Under the Consumer Rights Act 2015 it is prohibited to have unfair
terms within a contract. This means that a blanket ban on pets within
a tenancy agreement is not allowed. Instead, if pets are stated as
being prohibited the contract must allow for the tenant to ask
permission to be able to keep one and that the request should not be
unreasonably refused.

In addition, for rental arrangements, the government provides a model
tenancy agreement, which is not mandatory to use. This includes a
suggested clause regarding keeping pets and that the Landlord cannot
act unreasonably:

3.5 The Tenant must not keep any pets or other animals at the Property
without the prior written consent of the Landlord which must not be
unreasonably withheld or delayed. If permission is given, it may be
given on the condition that the Tenant pays an additional reasonable
amount towards the deposit.

Guidance Note: Keeping pets. Clause C3.5 prohibits the keeping of pets
in the property without the landlord’s consent which must not be
unreasonably withheld. This means the landlord cannot exercise a
blanket ban on pets and should not turn a request down without good
reason.
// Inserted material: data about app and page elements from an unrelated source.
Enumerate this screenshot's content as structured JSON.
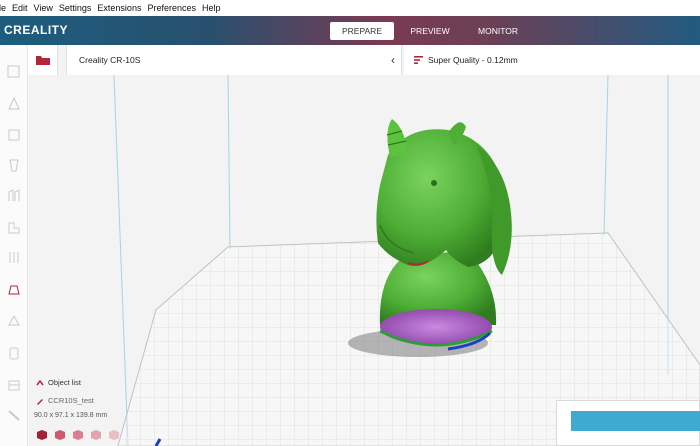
{
  "menu": [
    "File",
    "Edit",
    "View",
    "Settings",
    "Extensions",
    "Preferences",
    "Help"
  ],
  "menu_display": [
    "ile",
    "Edit",
    "View",
    "Settings",
    "Extensions",
    "Preferences",
    "Help"
  ],
  "brand": "CREALITY",
  "stages": [
    {
      "label": "PREPARE",
      "active": true
    },
    {
      "label": "PREVIEW",
      "active": false
    },
    {
      "label": "MONITOR",
      "active": false
    }
  ],
  "printer": {
    "name": "Creality CR-10S"
  },
  "quality": {
    "label": "Super Quality - 0.12mm"
  },
  "sidebar_tools": [
    "move-icon",
    "scale-icon",
    "rotate-icon",
    "mirror-icon",
    "per-model-settings-icon",
    "support-blocker-icon",
    "tool-7-icon",
    "tool-8-icon",
    "tool-9-icon",
    "tool-10-icon",
    "tool-11-icon",
    "tool-12-icon",
    "tool-13-icon"
  ],
  "object_list": {
    "title": "Object list",
    "item": "CCR10S_test",
    "dimensions": "90.0 x 97.1 x 139.8 mm"
  },
  "colors": {
    "model": "#52b83a",
    "accent": "#3ea9d1",
    "bed_overhang": "#9b4fb3",
    "brand_red": "#c0392b"
  }
}
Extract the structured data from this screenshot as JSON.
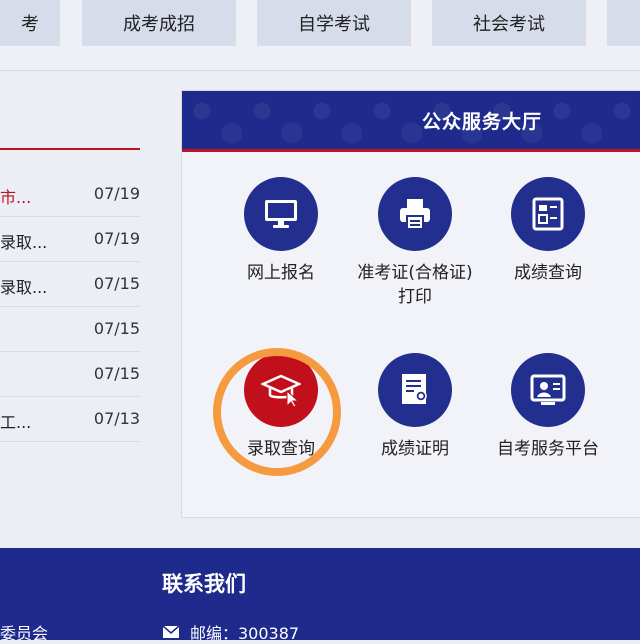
{
  "nav": {
    "items": [
      {
        "label": "考"
      },
      {
        "label": "成考成招"
      },
      {
        "label": "自学考试"
      },
      {
        "label": "社会考试"
      },
      {
        "label": ""
      }
    ]
  },
  "news": {
    "items": [
      {
        "title": "市...",
        "date": "07/19"
      },
      {
        "title": "录取...",
        "date": "07/19"
      },
      {
        "title": "录取...",
        "date": "07/15"
      },
      {
        "title": "",
        "date": "07/15"
      },
      {
        "title": "",
        "date": "07/15"
      },
      {
        "title": "工...",
        "date": "07/13"
      }
    ]
  },
  "services": {
    "title": "公众服务大厅",
    "items": [
      {
        "label": "网上报名",
        "icon": "monitor-icon"
      },
      {
        "label": "准考证(合格证)打印",
        "icon": "printer-icon"
      },
      {
        "label": "成绩查询",
        "icon": "score-report-icon"
      },
      {
        "label": "录取查询",
        "icon": "graduation-cap-cursor-icon"
      },
      {
        "label": "成绩证明",
        "icon": "certificate-document-icon"
      },
      {
        "label": "自考服务平台",
        "icon": "service-platform-icon"
      }
    ]
  },
  "footer": {
    "title": "联系我们",
    "left_text": "委员会",
    "postcode": "邮编：300387",
    "mail_icon": "envelope-icon"
  },
  "colors": {
    "primary": "#1e2a8c",
    "accent": "#c20f1c",
    "highlight": "#f59a3e"
  }
}
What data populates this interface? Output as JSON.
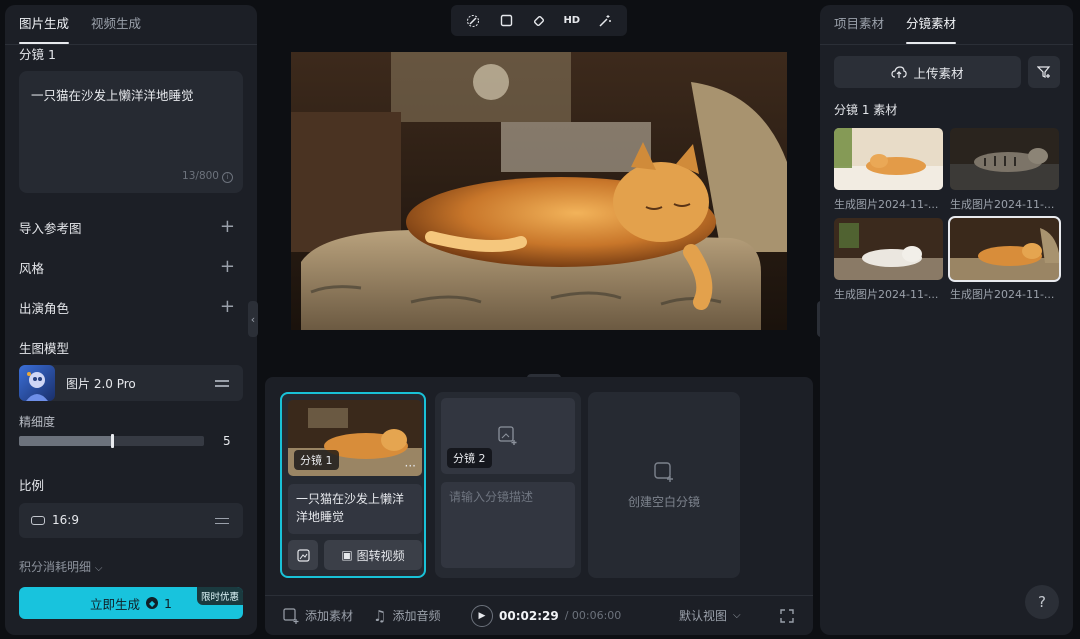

For example a landlord might consider a large dog would be
reasonably likely to damage the property but clearly a goldfish would
not. If consent is given on the condition that additional deposit is
paid by the tenant, then the landlord must also protect that
additional deposit in an authorised tenancy deposit scheme.

If a tenancy agreement simply says pets are not allowed that clause
would be disregarded by a court. A tenant should always ask permission
but is not prevented from doing so just because their contract does
not allow for it as they have the wider protection regarding unfair
terms under the Consumer Rights Act 2015.